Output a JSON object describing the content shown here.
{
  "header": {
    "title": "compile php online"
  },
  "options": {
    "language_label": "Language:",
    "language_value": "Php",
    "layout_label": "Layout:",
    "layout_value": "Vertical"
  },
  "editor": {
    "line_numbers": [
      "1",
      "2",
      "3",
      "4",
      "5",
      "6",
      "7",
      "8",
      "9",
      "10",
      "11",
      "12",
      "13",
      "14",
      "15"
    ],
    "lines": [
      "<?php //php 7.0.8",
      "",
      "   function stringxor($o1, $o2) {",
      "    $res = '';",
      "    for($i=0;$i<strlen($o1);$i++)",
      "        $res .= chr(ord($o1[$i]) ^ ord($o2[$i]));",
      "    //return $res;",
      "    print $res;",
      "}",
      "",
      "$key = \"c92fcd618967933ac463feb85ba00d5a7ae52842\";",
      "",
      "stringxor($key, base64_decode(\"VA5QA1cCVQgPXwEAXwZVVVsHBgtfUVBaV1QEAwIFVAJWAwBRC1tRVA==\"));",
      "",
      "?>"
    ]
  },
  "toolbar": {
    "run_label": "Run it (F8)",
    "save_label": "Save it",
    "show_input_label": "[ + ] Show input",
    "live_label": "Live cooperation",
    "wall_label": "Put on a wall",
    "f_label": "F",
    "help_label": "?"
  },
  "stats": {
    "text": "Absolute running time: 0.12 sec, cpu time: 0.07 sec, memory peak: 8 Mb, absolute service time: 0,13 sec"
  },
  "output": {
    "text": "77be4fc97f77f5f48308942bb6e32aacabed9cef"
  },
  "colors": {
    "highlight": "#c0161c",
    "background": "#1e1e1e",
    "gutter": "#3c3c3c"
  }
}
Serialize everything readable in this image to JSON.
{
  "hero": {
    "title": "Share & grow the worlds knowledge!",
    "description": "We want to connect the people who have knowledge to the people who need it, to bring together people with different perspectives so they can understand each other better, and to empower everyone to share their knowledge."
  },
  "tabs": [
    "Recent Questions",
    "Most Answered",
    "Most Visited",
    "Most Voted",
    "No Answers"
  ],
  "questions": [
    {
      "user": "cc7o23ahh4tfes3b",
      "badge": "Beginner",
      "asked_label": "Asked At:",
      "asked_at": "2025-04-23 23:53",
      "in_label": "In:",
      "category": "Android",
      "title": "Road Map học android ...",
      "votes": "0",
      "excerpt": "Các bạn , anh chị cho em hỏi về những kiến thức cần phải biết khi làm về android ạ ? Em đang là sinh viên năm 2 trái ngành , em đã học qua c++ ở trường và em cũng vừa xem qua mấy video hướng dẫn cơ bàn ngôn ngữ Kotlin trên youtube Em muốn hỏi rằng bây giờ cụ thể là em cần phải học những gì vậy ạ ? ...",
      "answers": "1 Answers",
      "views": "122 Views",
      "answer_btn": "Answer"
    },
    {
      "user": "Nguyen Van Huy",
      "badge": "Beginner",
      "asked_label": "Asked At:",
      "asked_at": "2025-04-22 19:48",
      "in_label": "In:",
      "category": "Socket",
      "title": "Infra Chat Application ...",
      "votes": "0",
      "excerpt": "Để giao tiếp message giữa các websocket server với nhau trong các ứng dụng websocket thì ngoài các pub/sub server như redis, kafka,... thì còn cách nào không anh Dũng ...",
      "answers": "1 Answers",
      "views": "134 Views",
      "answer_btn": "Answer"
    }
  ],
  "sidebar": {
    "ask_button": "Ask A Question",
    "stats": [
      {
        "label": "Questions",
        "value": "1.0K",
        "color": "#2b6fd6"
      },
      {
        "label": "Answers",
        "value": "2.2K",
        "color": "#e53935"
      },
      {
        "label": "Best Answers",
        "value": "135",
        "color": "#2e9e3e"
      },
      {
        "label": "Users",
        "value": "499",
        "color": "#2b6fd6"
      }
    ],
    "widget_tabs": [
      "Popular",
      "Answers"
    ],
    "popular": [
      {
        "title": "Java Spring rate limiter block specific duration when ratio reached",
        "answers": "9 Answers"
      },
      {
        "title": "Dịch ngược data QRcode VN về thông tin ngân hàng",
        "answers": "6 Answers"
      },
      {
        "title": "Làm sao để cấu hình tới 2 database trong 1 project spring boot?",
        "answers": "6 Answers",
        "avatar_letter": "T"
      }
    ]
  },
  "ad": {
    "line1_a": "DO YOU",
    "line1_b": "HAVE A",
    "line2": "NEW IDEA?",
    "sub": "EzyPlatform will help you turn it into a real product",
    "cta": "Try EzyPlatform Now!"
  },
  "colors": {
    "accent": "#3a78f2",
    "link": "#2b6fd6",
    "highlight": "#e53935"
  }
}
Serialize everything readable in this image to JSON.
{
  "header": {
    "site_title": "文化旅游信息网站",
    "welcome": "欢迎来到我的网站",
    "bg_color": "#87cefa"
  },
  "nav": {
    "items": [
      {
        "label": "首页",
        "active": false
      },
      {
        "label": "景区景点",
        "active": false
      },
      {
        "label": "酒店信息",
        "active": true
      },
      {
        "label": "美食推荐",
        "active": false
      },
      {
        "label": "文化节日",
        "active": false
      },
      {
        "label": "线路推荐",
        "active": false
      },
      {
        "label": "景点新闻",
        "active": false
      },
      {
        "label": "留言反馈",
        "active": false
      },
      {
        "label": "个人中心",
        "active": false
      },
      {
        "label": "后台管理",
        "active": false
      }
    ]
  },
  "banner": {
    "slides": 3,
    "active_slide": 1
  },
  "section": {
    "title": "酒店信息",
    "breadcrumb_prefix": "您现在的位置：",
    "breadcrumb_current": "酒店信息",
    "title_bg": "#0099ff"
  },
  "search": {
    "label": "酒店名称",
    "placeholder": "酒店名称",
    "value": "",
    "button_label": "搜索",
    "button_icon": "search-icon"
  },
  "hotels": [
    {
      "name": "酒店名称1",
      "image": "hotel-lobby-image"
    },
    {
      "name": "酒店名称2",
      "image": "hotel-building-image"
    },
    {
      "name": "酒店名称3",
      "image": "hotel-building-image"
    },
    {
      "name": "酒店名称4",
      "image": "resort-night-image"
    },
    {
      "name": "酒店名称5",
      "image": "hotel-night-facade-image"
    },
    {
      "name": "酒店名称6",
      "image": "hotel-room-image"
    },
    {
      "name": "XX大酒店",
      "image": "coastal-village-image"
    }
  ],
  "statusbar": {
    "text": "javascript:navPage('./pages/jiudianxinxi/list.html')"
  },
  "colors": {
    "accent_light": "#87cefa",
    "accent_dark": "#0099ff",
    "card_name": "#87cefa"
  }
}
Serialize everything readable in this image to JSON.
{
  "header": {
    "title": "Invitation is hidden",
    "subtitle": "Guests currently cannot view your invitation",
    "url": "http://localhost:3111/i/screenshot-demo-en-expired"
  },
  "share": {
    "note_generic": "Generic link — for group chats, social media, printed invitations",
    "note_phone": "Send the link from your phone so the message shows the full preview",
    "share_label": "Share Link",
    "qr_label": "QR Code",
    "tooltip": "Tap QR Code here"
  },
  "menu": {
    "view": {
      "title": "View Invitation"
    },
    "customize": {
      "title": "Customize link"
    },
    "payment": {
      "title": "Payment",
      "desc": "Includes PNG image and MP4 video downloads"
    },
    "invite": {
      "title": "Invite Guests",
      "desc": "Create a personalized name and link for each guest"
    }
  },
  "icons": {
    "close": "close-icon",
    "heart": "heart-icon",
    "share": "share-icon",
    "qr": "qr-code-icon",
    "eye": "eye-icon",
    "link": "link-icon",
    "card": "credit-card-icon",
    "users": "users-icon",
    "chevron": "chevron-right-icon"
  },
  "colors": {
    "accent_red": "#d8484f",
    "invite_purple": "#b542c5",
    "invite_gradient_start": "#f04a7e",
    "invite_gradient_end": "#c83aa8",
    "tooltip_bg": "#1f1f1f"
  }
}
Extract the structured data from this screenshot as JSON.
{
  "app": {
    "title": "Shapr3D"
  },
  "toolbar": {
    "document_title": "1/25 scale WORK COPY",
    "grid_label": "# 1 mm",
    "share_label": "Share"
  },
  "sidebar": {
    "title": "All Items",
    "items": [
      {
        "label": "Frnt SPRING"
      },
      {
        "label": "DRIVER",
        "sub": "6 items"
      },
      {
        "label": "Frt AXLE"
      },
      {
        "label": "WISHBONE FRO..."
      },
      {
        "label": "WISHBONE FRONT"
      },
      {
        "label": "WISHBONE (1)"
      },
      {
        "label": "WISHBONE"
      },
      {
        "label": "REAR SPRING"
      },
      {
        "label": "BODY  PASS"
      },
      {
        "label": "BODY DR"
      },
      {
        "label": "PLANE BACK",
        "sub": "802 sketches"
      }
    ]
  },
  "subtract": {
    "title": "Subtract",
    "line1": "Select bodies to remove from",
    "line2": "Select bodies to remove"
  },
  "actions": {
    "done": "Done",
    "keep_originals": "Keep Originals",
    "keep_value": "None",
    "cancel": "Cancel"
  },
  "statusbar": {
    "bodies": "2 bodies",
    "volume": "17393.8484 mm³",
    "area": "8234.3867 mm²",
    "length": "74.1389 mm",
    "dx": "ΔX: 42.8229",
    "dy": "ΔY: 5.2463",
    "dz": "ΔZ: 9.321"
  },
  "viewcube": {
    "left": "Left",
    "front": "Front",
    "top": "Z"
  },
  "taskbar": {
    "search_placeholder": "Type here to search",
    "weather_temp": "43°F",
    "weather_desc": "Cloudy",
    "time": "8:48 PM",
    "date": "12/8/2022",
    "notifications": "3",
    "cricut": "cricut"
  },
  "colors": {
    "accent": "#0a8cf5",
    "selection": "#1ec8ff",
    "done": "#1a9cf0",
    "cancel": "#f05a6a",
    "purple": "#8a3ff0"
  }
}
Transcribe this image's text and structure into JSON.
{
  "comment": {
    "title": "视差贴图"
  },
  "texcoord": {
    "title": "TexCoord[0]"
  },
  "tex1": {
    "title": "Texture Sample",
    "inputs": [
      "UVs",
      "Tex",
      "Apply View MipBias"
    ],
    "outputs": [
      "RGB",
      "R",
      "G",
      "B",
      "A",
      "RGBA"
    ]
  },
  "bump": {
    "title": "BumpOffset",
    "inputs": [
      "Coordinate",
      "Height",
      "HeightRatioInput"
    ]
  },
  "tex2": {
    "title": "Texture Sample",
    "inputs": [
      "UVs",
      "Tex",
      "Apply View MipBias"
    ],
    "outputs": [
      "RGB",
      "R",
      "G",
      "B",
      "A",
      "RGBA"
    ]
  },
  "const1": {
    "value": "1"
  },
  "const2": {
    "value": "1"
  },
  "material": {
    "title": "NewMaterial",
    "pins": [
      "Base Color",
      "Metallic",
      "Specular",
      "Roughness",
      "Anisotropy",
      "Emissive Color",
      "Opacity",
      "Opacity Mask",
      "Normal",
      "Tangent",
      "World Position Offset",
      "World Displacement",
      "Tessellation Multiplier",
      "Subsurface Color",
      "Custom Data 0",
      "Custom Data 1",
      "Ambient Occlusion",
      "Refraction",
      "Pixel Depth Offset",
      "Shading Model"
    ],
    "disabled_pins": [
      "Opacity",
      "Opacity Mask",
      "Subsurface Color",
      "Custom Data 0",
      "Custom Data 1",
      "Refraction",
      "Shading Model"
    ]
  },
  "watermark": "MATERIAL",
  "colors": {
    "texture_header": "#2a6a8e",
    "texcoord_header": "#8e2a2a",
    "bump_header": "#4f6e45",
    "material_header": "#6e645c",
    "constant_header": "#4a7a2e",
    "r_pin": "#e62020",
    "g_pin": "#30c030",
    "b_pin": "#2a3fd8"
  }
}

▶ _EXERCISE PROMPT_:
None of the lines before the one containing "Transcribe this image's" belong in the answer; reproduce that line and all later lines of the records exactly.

▶ _PROBLEM SOLUTION_:
Transcribe this image's text and structure into JSON.
{
  "comment": {
    "title": "视差贴图"
  },
  "texcoord": {
    "title": "TexCoord[0]"
  },
  "tex1": {
    "title": "Texture Sample",
    "inputs": [
      "UVs",
      "Tex",
      "Apply View MipBias"
    ],
    "outputs": [
      "RGB",
      "R",
      "G",
      "B",
      "A",
      "RGBA"
    ]
  },
  "bump": {
    "title": "BumpOffset",
    "inputs": [
      "Coordinate",
      "Height",
      "HeightRatioInput"
    ]
  },
  "tex2": {
    "title": "Texture Sample",
    "inputs": [
      "UVs",
      "Tex",
      "Apply View MipBias"
    ],
    "outputs": [
      "RGB",
      "R",
      "G",
      "B",
      "A",
      "RGBA"
    ]
  },
  "const1": {
    "value": "1"
  },
  "const2": {
    "value": "1"
  },
  "material": {
    "title": "NewMaterial",
    "pins": [
      "Base Color",
      "Metallic",
      "Specular",
      "Roughness",
      "Anisotropy",
      "Emissive Color",
      "Opacity",
      "Opacity Mask",
      "Normal",
      "Tangent",
      "World Position Offset",
      "World Displacement",
      "Tessellation Multiplier",
      "Subsurface Color",
      "Custom Data 0",
      "Custom Data 1",
      "Ambient Occlusion",
      "Refraction",
      "Pixel Depth Offset",
      "Shading Model"
    ],
    "disabled_pins": [
      "Opacity",
      "Opacity Mask",
      "Subsurface Color",
      "Custom Data 0",
      "Custom Data 1",
      "Refraction",
      "Shading Model"
    ]
  },
  "watermark": "MATERIAL",
  "colors": {
    "texture_header": "#2a6a8e",
    "texcoord_header": "#8e2a2a",
    "bump_header": "#4f6e45",
    "material_header": "#6e645c",
    "constant_header": "#4a7a2e",
    "r_pin": "#e62020",
    "g_pin": "#30c030",
    "b_pin": "#2a3fd8"
  }
}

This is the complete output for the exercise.